Pull every line containing the word "value" from the records.

*** Supplied information Section Begins ***

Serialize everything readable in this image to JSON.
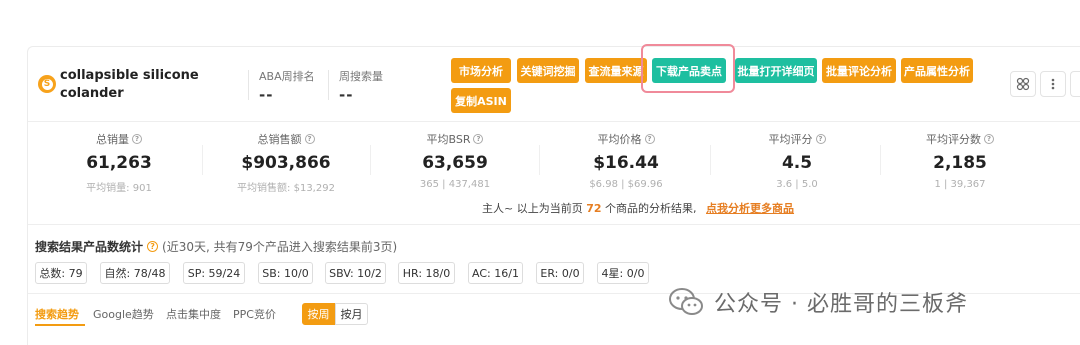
{
  "product": {
    "name": "collapsible silicone colander",
    "logo_icon": "seller-logo-icon"
  },
  "header_metrics": [
    {
      "label": "ABA周排名",
      "value": "--"
    },
    {
      "label": "周搜索量",
      "value": "--"
    }
  ],
  "toolbar": {
    "buttons": [
      {
        "label": "市场分析",
        "color": "#f39c12"
      },
      {
        "label": "关键词挖掘",
        "color": "#f39c12"
      },
      {
        "label": "查流量来源",
        "color": "#f39c12"
      },
      {
        "label": "下载产品卖点",
        "color": "#1ebfa0",
        "highlighted": true
      },
      {
        "label": "批量打开详细页",
        "color": "#1ebfa0"
      },
      {
        "label": "批量评论分析",
        "color": "#f39c12"
      },
      {
        "label": "产品属性分析",
        "color": "#f39c12"
      },
      {
        "label": "复制ASIN",
        "color": "#f39c12"
      }
    ],
    "icons": [
      "grid-icon",
      "more-icon",
      "chevron-up-icon"
    ]
  },
  "stats": [
    {
      "label": "总销量",
      "value": "61,263",
      "sub": "平均销量: 901"
    },
    {
      "label": "总销售额",
      "value": "$903,866",
      "sub": "平均销售额: $13,292"
    },
    {
      "label": "平均BSR",
      "value": "63,659",
      "sub": "365 | 437,481"
    },
    {
      "label": "平均价格",
      "value": "$16.44",
      "sub": "$6.98 | $69.96"
    },
    {
      "label": "平均评分",
      "value": "4.5",
      "sub": "3.6 | 5.0"
    },
    {
      "label": "平均评分数",
      "value": "2,185",
      "sub": "1 | 39,367"
    }
  ],
  "summary": {
    "prefix": "主人~ 以上为当前页",
    "count": "72",
    "suffix": "个商品的分析结果,",
    "link": "点我分析更多商品"
  },
  "search_stats": {
    "title": "搜索结果产品数统计",
    "note": "(近30天, 共有79个产品进入搜索结果前3页)",
    "chips": [
      "总数: 79",
      "自然: 78/48",
      "SP: 59/24",
      "SB: 10/0",
      "SBV: 10/2",
      "HR: 18/0",
      "AC: 16/1",
      "ER: 0/0",
      "4星: 0/0"
    ]
  },
  "trend_tabs": [
    "搜索趋势",
    "Google趋势",
    "点击集中度",
    "PPC竞价"
  ],
  "period_toggle": [
    "按周",
    "按月"
  ],
  "watermark": {
    "text": "公众号 · 必胜哥的三板斧",
    "icon": "wechat-icon"
  },
  "colors": {
    "accent": "#f39c12",
    "teal": "#1ebfa0",
    "highlight_border": "#f08a9a"
  }
}
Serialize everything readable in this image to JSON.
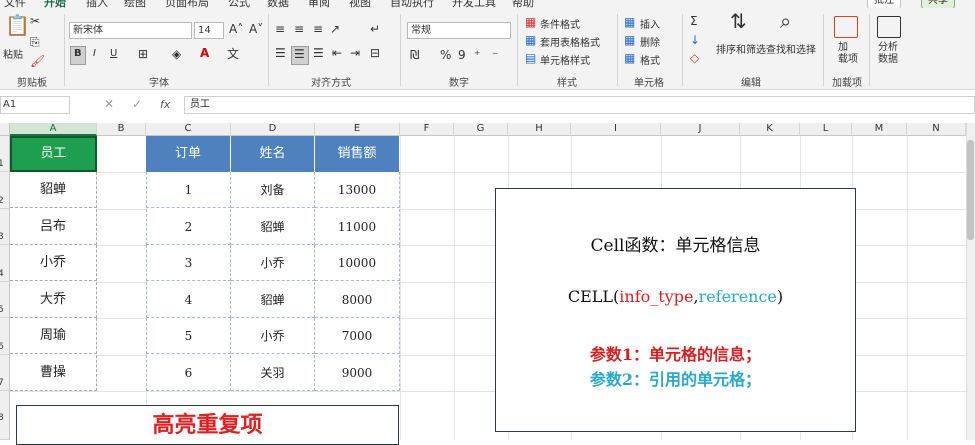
{
  "ribbon_tabs": [
    "文件",
    "开始",
    "插入",
    "绘图",
    "页面布局",
    "公式",
    "数据",
    "审阅",
    "视图",
    "自动执行",
    "开发工具",
    "帮助"
  ],
  "ribbon_buttons": {
    "comment": "批注",
    "share": "共享"
  },
  "clipboard": {
    "paste": "粘贴",
    "group": "剪贴板"
  },
  "font": {
    "name": "新宋体",
    "size": "14",
    "bold": "B",
    "italic": "I",
    "underline": "U",
    "group": "字体"
  },
  "alignment": {
    "group": "对齐方式"
  },
  "number": {
    "format": "常规",
    "group": "数字"
  },
  "styles": {
    "conditional": "条件格式",
    "table": "套用表格格式",
    "cell": "单元格样式",
    "group": "样式"
  },
  "cells": {
    "insert": "插入",
    "delete": "删除",
    "format": "格式",
    "group": "单元格"
  },
  "editing": {
    "sort": "排序和筛选",
    "find": "查找和选择",
    "group": "编辑"
  },
  "addins": {
    "label": "加\n载项",
    "group": "加载项"
  },
  "analyze": {
    "label": "分析\n数据"
  },
  "formula_bar": {
    "namebox": "A1",
    "fx": "fx",
    "content": "员工"
  },
  "columns": [
    "A",
    "B",
    "C",
    "D",
    "E",
    "F",
    "G",
    "H",
    "I",
    "J",
    "K",
    "L",
    "M",
    "N"
  ],
  "rows": [
    "1",
    "2",
    "3",
    "4",
    "5",
    "6",
    "7",
    "8"
  ],
  "col_a": [
    "员工",
    "貂蝉",
    "吕布",
    "小乔",
    "大乔",
    "周瑜",
    "曹操"
  ],
  "table": {
    "headers": [
      "订单",
      "姓名",
      "销售额"
    ],
    "rows": [
      [
        "1",
        "刘备",
        "13000"
      ],
      [
        "2",
        "貂蝉",
        "11000"
      ],
      [
        "3",
        "小乔",
        "10000"
      ],
      [
        "4",
        "貂蝉",
        "8000"
      ],
      [
        "5",
        "小乔",
        "7000"
      ],
      [
        "6",
        "关羽",
        "9000"
      ]
    ]
  },
  "info_box": {
    "title": "Cell函数：单元格信息",
    "formula_prefix": "CELL(",
    "formula_arg1": "info_type",
    "formula_comma": ",",
    "formula_arg2": "reference",
    "formula_suffix": ")",
    "param1": "参数1：单元格的信息；",
    "param2": "参数2：引用的单元格；"
  },
  "highlight_box": {
    "title": "高亮重复项"
  },
  "colors": {
    "accent_green": "#1e7145",
    "header_blue": "#4e81bd",
    "red": "#e02020",
    "cyan": "#29a9c9"
  }
}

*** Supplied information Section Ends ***

▶ **Solution to the exercise**:
      "value": "--"
      "value": "--"
      "value": "61,263",
      "value": "$903,866",
      "value": "63,659",
      "value": "$16.44",
      "value": "4.5",
      "value": "2,185",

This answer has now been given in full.